## Exercise brief
Going through the records that follow, please count the lines with "Start" in them and give only the count.

Web page and app entries
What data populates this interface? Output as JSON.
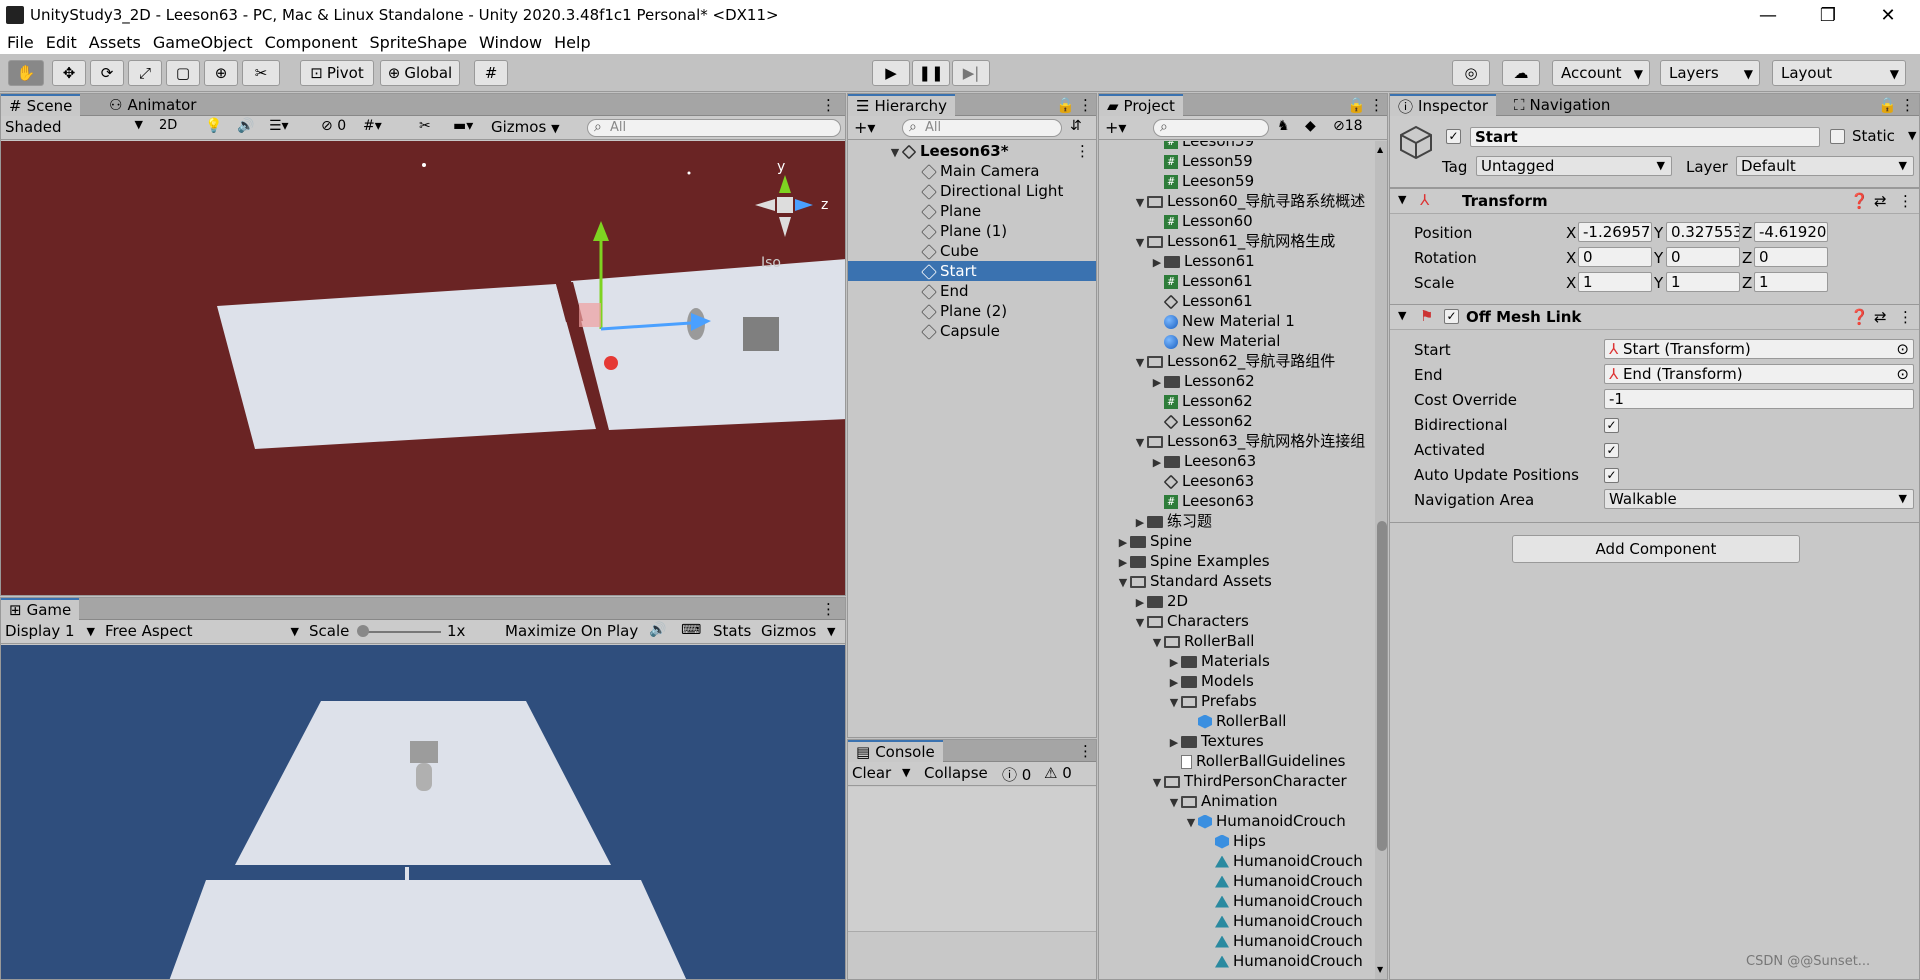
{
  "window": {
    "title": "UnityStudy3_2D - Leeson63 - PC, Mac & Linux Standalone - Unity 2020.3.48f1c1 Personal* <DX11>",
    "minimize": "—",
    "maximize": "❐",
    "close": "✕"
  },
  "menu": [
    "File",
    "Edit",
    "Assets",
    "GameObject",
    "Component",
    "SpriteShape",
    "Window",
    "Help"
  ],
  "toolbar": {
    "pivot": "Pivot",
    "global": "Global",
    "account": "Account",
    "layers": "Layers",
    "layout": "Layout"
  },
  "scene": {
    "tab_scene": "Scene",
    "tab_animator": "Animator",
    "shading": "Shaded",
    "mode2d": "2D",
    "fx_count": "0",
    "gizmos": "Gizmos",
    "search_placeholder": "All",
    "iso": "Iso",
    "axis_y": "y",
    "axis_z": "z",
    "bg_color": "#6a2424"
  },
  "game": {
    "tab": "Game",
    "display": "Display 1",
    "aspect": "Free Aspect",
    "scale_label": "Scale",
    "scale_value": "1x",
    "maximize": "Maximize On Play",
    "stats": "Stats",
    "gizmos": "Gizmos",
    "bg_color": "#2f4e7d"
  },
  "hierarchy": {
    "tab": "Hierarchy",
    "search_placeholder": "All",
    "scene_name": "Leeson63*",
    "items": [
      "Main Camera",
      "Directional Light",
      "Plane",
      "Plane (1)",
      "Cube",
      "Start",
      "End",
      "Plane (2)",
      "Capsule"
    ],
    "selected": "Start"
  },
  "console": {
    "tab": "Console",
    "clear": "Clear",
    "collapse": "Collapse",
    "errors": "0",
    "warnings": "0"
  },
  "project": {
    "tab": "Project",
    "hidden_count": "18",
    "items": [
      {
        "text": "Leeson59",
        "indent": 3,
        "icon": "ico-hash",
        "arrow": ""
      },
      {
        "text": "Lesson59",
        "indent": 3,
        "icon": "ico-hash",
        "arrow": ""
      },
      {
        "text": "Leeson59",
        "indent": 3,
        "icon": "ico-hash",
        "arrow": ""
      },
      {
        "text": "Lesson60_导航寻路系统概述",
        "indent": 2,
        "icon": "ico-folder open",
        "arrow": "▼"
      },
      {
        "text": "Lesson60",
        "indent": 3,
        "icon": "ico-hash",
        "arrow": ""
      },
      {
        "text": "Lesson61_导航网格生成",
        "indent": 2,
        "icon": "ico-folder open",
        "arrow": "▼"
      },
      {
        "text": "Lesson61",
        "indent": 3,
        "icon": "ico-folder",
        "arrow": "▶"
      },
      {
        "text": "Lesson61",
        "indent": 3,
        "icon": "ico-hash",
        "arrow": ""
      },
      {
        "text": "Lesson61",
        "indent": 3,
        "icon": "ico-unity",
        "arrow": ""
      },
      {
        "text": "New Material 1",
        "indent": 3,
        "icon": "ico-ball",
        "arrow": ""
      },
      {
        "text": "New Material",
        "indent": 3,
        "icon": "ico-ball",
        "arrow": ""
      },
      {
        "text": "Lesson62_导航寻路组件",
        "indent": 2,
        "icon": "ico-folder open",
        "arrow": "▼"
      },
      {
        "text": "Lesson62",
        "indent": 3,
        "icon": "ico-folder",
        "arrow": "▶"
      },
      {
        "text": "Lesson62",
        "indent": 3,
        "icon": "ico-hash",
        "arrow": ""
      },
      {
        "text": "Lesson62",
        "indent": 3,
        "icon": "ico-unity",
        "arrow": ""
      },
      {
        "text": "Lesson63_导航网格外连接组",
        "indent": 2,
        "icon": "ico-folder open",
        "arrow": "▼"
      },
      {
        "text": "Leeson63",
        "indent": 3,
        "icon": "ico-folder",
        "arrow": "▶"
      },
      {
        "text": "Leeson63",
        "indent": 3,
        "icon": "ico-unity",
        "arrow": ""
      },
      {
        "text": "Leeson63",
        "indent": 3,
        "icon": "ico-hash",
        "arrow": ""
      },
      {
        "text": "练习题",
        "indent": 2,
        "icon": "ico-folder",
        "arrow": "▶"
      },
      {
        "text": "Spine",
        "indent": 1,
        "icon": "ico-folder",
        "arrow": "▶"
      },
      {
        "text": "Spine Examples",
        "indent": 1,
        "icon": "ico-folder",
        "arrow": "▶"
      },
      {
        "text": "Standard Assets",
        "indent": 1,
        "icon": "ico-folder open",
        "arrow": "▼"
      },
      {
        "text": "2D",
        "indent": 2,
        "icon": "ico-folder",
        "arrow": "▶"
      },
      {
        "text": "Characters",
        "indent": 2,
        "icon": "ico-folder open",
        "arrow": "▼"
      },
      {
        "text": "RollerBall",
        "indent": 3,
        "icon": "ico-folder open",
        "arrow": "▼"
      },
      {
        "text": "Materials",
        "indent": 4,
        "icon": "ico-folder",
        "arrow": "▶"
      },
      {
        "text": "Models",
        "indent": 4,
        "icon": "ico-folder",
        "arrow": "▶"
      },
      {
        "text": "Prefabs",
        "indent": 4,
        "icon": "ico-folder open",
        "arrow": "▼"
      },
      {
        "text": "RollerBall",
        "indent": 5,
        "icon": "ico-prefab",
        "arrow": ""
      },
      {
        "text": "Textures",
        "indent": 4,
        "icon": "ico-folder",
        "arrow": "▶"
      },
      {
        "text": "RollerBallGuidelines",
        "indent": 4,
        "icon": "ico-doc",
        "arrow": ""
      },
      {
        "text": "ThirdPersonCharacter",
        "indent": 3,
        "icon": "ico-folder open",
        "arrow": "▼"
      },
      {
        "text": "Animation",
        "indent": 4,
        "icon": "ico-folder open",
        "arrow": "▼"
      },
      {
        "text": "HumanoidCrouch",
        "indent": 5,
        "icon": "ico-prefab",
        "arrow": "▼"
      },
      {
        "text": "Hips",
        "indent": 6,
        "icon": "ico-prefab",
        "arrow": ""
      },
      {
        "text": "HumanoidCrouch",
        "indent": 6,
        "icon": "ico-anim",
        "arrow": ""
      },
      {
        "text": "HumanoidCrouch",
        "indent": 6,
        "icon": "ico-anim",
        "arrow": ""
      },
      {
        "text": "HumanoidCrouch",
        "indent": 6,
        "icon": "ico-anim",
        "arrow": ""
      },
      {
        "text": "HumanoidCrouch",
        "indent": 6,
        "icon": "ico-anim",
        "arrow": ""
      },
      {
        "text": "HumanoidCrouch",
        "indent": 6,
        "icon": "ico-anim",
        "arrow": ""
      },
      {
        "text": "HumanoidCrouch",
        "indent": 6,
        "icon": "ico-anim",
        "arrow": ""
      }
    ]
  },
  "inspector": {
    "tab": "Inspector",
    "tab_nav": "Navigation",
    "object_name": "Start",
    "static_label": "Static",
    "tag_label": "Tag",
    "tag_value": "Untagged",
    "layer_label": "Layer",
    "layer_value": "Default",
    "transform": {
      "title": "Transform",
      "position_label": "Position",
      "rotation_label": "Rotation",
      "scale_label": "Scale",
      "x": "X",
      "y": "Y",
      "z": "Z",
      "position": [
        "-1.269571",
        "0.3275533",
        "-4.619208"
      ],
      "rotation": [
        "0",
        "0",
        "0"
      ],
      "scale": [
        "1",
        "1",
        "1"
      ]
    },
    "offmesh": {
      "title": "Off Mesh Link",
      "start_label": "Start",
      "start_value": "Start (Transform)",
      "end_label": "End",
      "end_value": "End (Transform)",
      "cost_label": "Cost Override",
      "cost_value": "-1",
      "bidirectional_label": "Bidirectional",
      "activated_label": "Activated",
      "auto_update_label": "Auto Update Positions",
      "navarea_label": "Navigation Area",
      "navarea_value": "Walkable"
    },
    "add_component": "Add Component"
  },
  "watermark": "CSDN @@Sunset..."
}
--
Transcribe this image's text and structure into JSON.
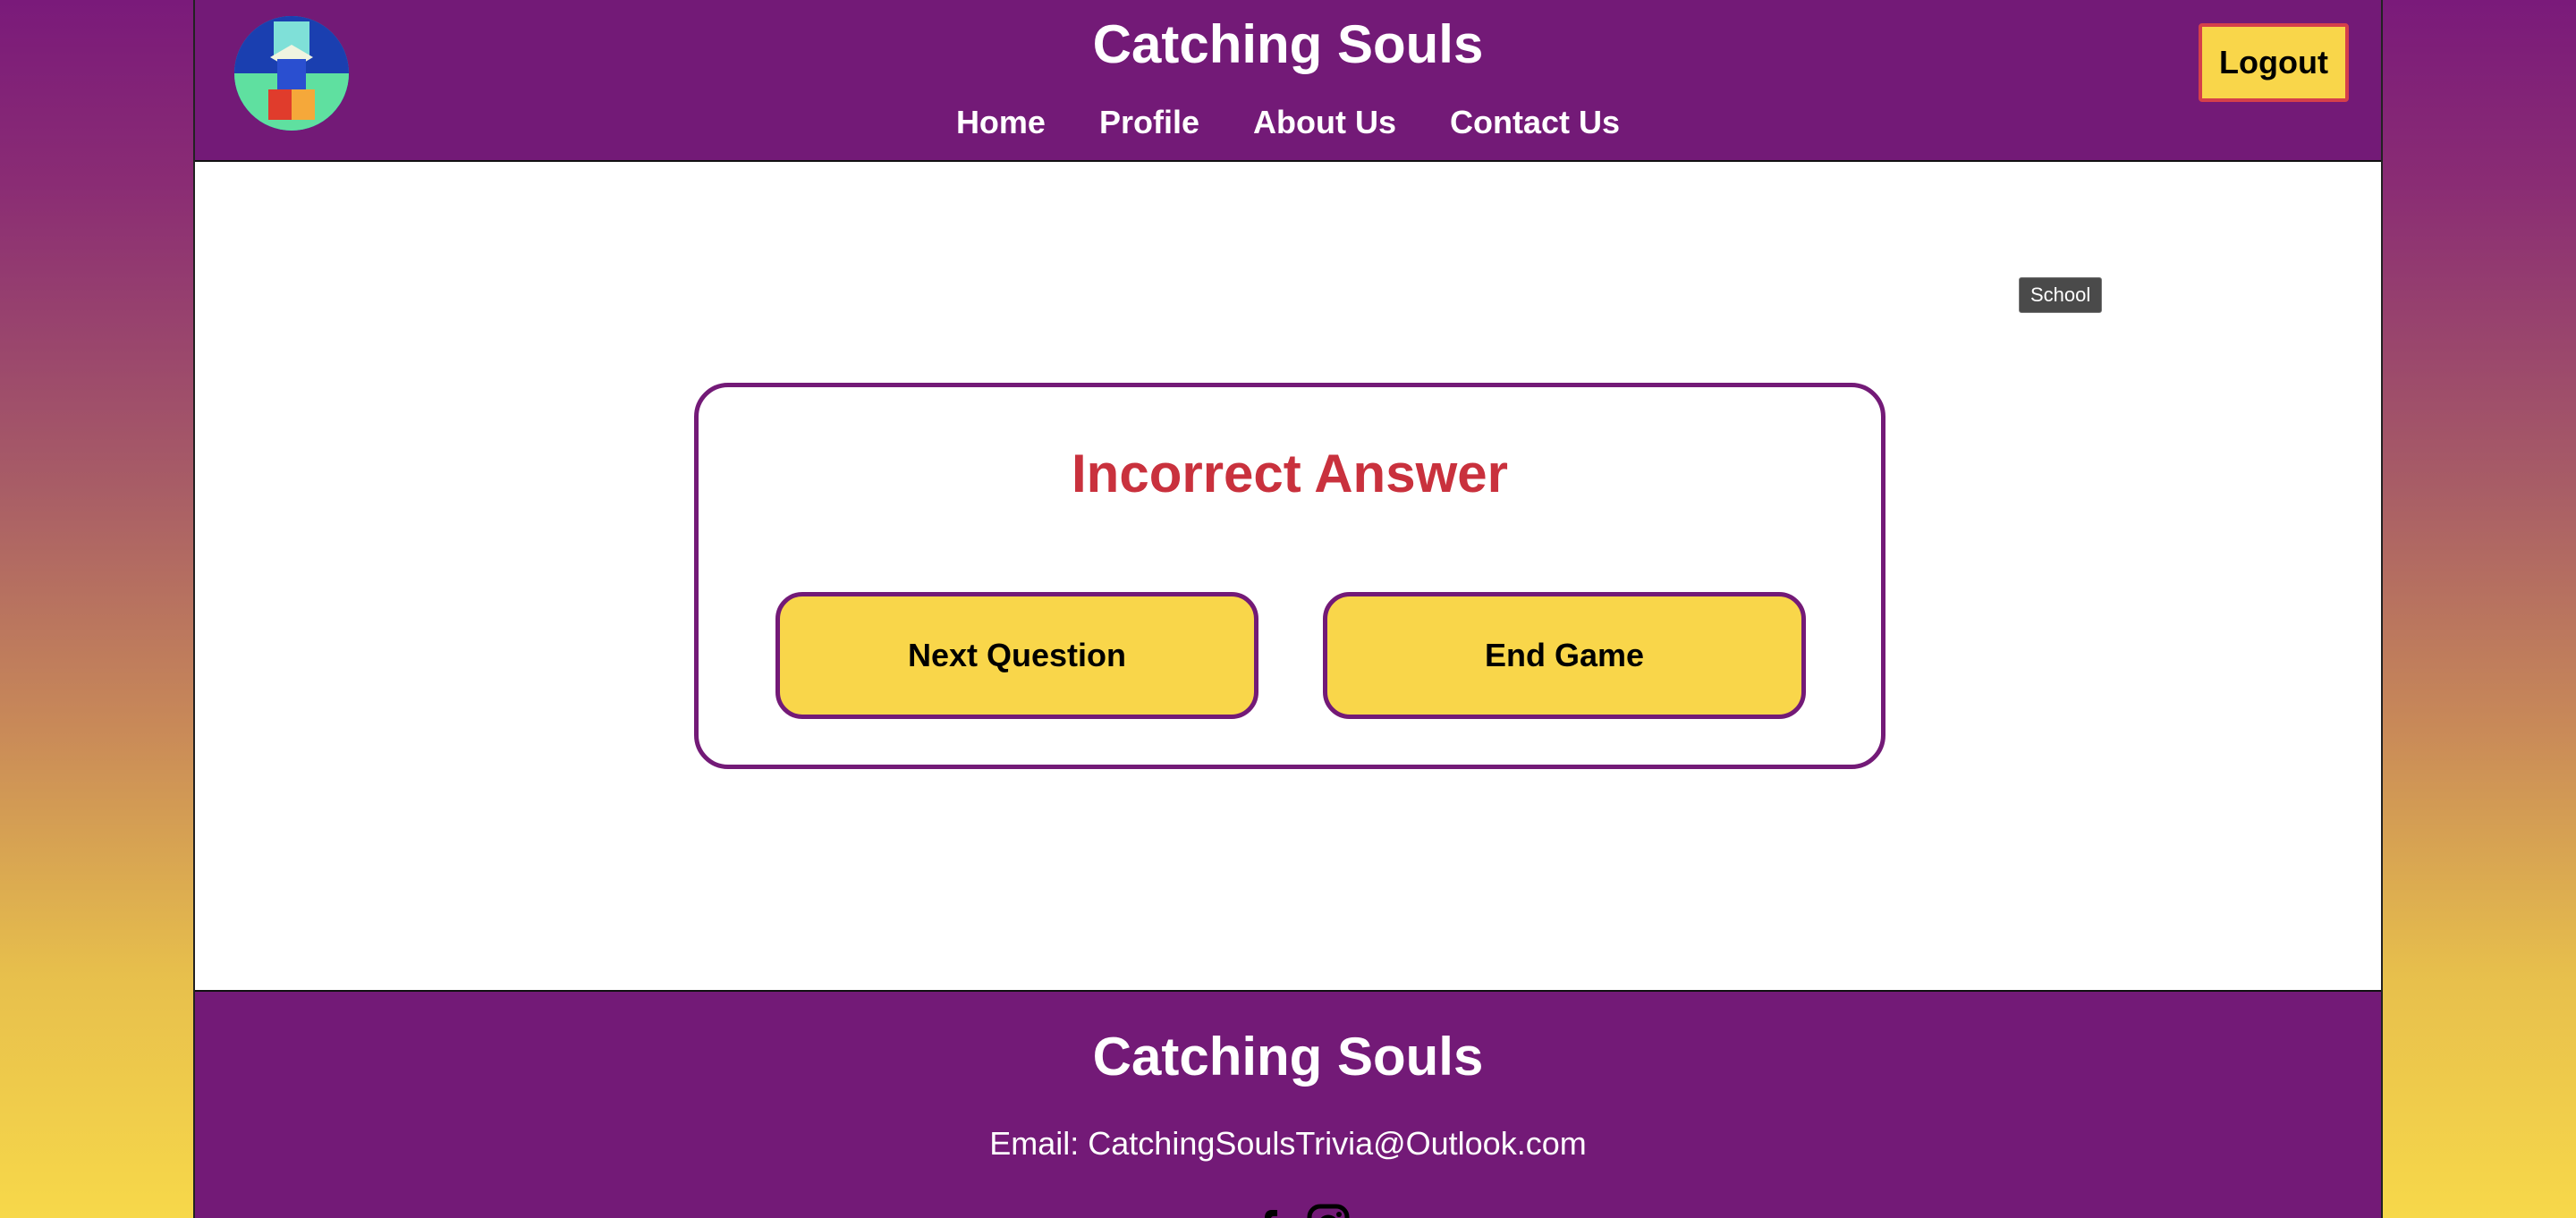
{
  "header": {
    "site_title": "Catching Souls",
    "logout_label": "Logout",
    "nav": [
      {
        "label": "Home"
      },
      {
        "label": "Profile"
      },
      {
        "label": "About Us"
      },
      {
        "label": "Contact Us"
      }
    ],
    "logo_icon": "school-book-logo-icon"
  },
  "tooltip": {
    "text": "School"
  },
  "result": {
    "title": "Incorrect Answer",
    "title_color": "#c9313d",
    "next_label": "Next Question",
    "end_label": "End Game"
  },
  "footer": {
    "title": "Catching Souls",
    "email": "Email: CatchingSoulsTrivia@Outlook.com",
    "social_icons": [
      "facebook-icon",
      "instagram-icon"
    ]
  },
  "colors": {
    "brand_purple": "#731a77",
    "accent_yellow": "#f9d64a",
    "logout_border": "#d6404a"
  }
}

## Answer section
5